Hackers, Heroes of the Computer Revolution

Greenblatt and Gosper:

Ricky Greenblatt was a born hacker, although when asked whether a hacker is born or made, he said, “If hackers are born, then they're going to get made, and if they're made into it, they were born.” He was an intelligent child, and used to play chess and make electrical devices at an early age. When he first got into MIT he was intent on making the Dean's List, but by his sophomore year he flunked out, because he was spending too much time hacking relay circuits at the TMRC and programming for the PDP-1. He even programmed a FORTRAN compiler for the PDP-1.

Bill Gosper was a math genius. He took a programming course with John McCarthy, and Minsky's course on artificial intelligence. The hackers enjoyed Chinese food, and they would order anything that seemed interesting to their exploratory minds. Most did not have much of a social life outside of hacking, and some such as Greenblatt were notorious for their lack of personal hygiene. Gosper managed to graduate, but he had to work to pay back the tuition money that the Navy had paid him. Gosper did not like the Navy culture which did not allow programmers near the computers, and he hated the UNIVAC computer that they used since he considered it erroneous in its very design. He managed to work for a private company and later for Project MAC.
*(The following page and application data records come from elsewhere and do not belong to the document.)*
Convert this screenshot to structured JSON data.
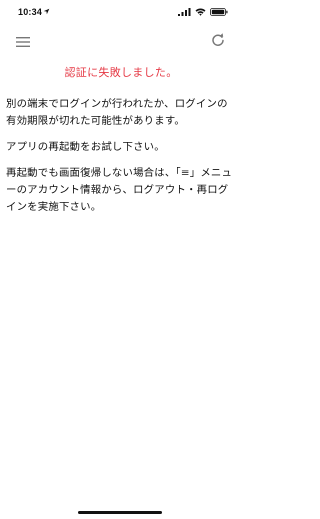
{
  "status_bar": {
    "time": "10:34",
    "location_icon": "location-arrow-icon",
    "signal_icon": "cellular-signal-icon",
    "wifi_icon": "wifi-icon",
    "battery_icon": "battery-icon"
  },
  "toolbar": {
    "menu_icon": "hamburger-menu-icon",
    "reload_icon": "reload-icon"
  },
  "error": {
    "title": "認証に失敗しました。",
    "title_color": "#e53945"
  },
  "messages": [
    "別の端末でログインが行われたか、ログインの有効期限が切れた可能性があります。",
    "アプリの再起動をお試し下さい。",
    "再起動でも画面復帰しない場合は、「≡」メニューのアカウント情報から、ログアウト・再ログインを実施下さい。"
  ]
}
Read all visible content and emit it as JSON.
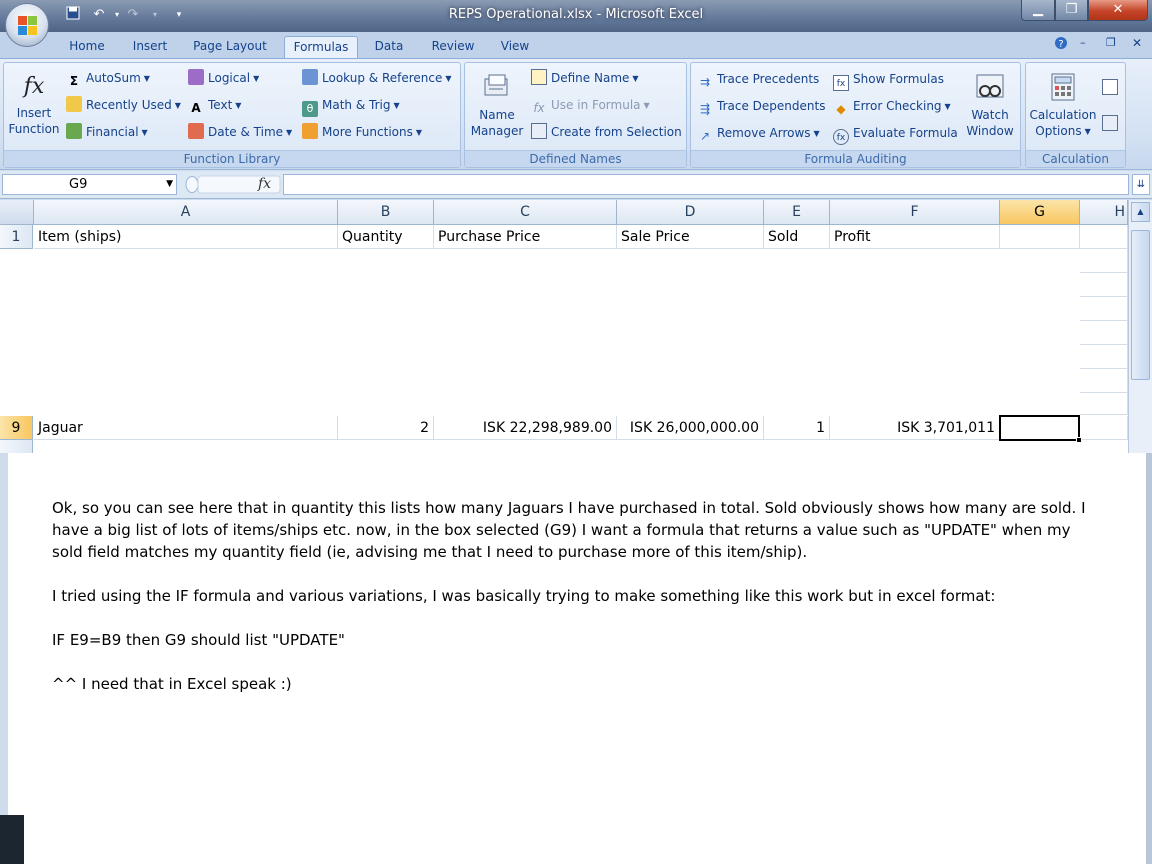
{
  "window": {
    "title": "REPS Operational.xlsx - Microsoft Excel"
  },
  "tabs": [
    {
      "label": "Home"
    },
    {
      "label": "Insert"
    },
    {
      "label": "Page Layout"
    },
    {
      "label": "Formulas",
      "active": true
    },
    {
      "label": "Data"
    },
    {
      "label": "Review"
    },
    {
      "label": "View"
    }
  ],
  "ribbon": {
    "insert_function": {
      "line1": "Insert",
      "line2": "Function"
    },
    "function_library": {
      "label": "Function Library",
      "autosum": "AutoSum",
      "recently_used": "Recently Used",
      "financial": "Financial",
      "logical": "Logical",
      "text": "Text",
      "date_time": "Date & Time",
      "lookup": "Lookup & Reference",
      "math": "Math & Trig",
      "more": "More Functions"
    },
    "defined_names": {
      "label": "Defined Names",
      "name_manager_1": "Name",
      "name_manager_2": "Manager",
      "define_name": "Define Name",
      "use_in_formula": "Use in Formula",
      "create_from_selection": "Create from Selection"
    },
    "formula_auditing": {
      "label": "Formula Auditing",
      "trace_precedents": "Trace Precedents",
      "trace_dependents": "Trace Dependents",
      "remove_arrows": "Remove Arrows",
      "show_formulas": "Show Formulas",
      "error_checking": "Error Checking",
      "evaluate_formula": "Evaluate Formula",
      "watch_1": "Watch",
      "watch_2": "Window"
    },
    "calculation": {
      "label": "Calculation",
      "options_1": "Calculation",
      "options_2": "Options"
    }
  },
  "formula_bar": {
    "name_box": "G9",
    "fx": "fx",
    "formula": ""
  },
  "grid": {
    "columns": [
      "A",
      "B",
      "C",
      "D",
      "E",
      "F",
      "G",
      "H"
    ],
    "selected_column": "G",
    "header_row": {
      "row": "1",
      "cells": [
        "Item (ships)",
        "Quantity",
        "Purchase Price",
        "Sale Price",
        "Sold",
        "Profit",
        "",
        ""
      ]
    },
    "data_row": {
      "row": "9",
      "cells": [
        "Jaguar",
        "2",
        "ISK 22,298,989.00",
        "ISK 26,000,000.00",
        "1",
        "ISK 3,701,011",
        "",
        ""
      ]
    }
  },
  "note": {
    "p1a": "Ok, so you can see here that in quantity this lists how many Jaguars I have purchased in total. Sold obviously shows how many are sold. I",
    "p1b": "have a big list of lots of items/ships etc. now, in the box selected (G9) I want a formula that returns a value such as \"UPDATE\" when my",
    "p1c": "sold field matches my quantity field (ie, advising me that I need to purchase more of this item/ship).",
    "p2": "I tried using the IF formula and various variations, I was basically trying to make something like this work but in excel format:",
    "p3": "IF E9=B9 then G9 should list \"UPDATE\"",
    "p4": "^^ I need that in Excel speak :)"
  }
}
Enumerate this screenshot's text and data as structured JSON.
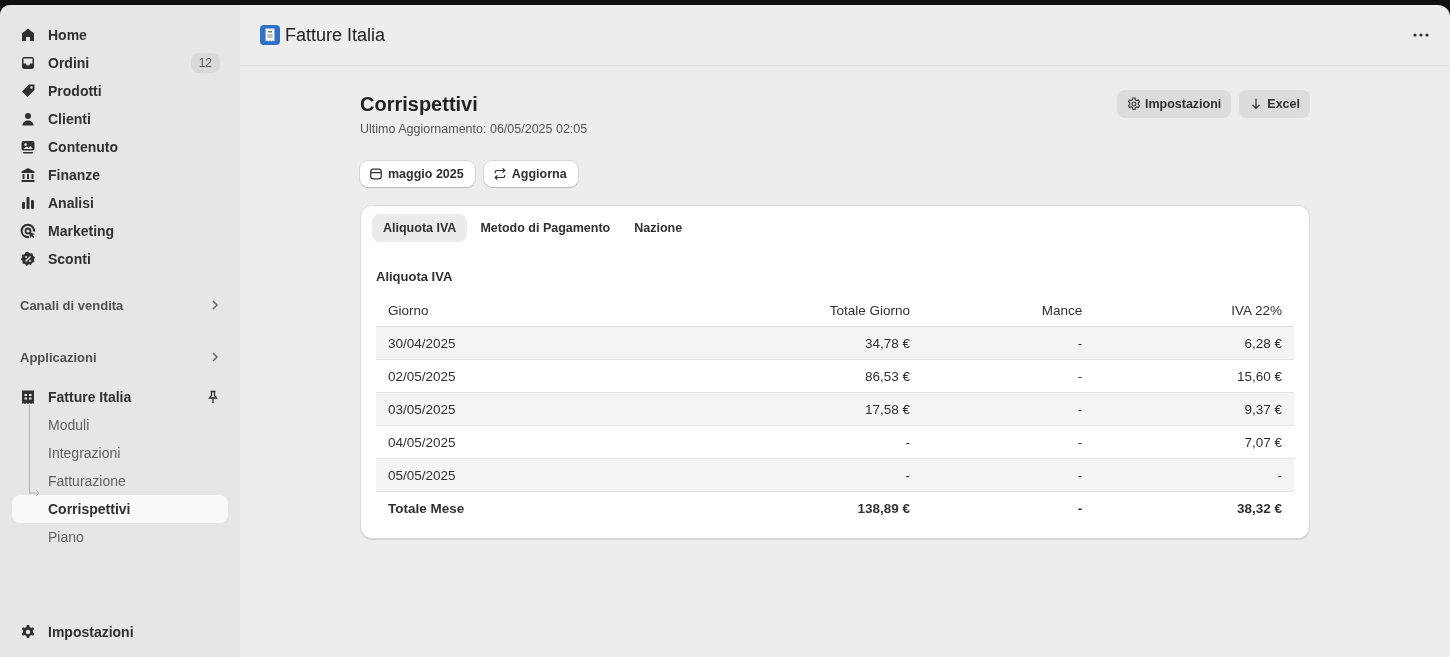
{
  "sidebar": {
    "nav": [
      {
        "label": "Home",
        "selected": false
      },
      {
        "label": "Ordini",
        "badge": "12",
        "selected": false
      },
      {
        "label": "Prodotti",
        "selected": false
      },
      {
        "label": "Clienti",
        "selected": false
      },
      {
        "label": "Contenuto",
        "selected": false
      },
      {
        "label": "Finanze",
        "selected": false
      },
      {
        "label": "Analisi",
        "selected": false
      },
      {
        "label": "Marketing",
        "selected": false
      },
      {
        "label": "Sconti",
        "selected": false
      }
    ],
    "sections": [
      {
        "label": "Canali di vendita"
      },
      {
        "label": "Applicazioni"
      }
    ],
    "app": {
      "label": "Fatture Italia",
      "children": [
        {
          "label": "Moduli",
          "selected": false
        },
        {
          "label": "Integrazioni",
          "selected": false
        },
        {
          "label": "Fatturazione",
          "selected": false
        },
        {
          "label": "Corrispettivi",
          "selected": true
        },
        {
          "label": "Piano",
          "selected": false
        }
      ]
    },
    "footer": {
      "label": "Impostazioni"
    }
  },
  "header": {
    "title": "Fatture Italia"
  },
  "page": {
    "title": "Corrispettivi",
    "subtitle": "Ultimo Aggiornamento: 06/05/2025 02:05",
    "actions": [
      {
        "label": "Impostazioni",
        "kind": "settings"
      },
      {
        "label": "Excel",
        "kind": "download"
      }
    ],
    "filters": [
      {
        "label": "maggio 2025",
        "kind": "calendar"
      },
      {
        "label": "Aggiorna",
        "kind": "refresh"
      }
    ]
  },
  "tabs": [
    {
      "label": "Aliquota IVA",
      "selected": true
    },
    {
      "label": "Metodo di Pagamento",
      "selected": false
    },
    {
      "label": "Nazione",
      "selected": false
    }
  ],
  "table": {
    "title": "Aliquota IVA",
    "columns": [
      "Giorno",
      "Totale Giorno",
      "Mance",
      "IVA 22%"
    ],
    "rows": [
      {
        "kind": "day",
        "cells": [
          "30/04/2025",
          "34,78 €",
          "-",
          "6,28 €"
        ]
      },
      {
        "kind": "day",
        "cells": [
          "02/05/2025",
          "86,53 €",
          "-",
          "15,60 €"
        ]
      },
      {
        "kind": "day",
        "cells": [
          "03/05/2025",
          "17,58 €",
          "-",
          "9,37 €"
        ]
      },
      {
        "kind": "day",
        "cells": [
          "04/05/2025",
          "-",
          "-",
          "7,07 €"
        ]
      },
      {
        "kind": "day",
        "cells": [
          "05/05/2025",
          "-",
          "-",
          "-"
        ]
      },
      {
        "kind": "total",
        "cells": [
          "Totale Mese",
          "138,89 €",
          "-",
          "38,32 €"
        ]
      }
    ]
  }
}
Greenblatt decided to write a better chess program because he found Kotok's version to be lacking in strategy. The program was good enough to defeat an academic named Hubert Dreyfus who had proclaimed that no chess program would be good enough to beat a ten-year-old. Although the hackers proved the skeptic wrong, their Hacker Ethic concluded that convincing the outside world of the merits of computers was not as interesting as hacking them.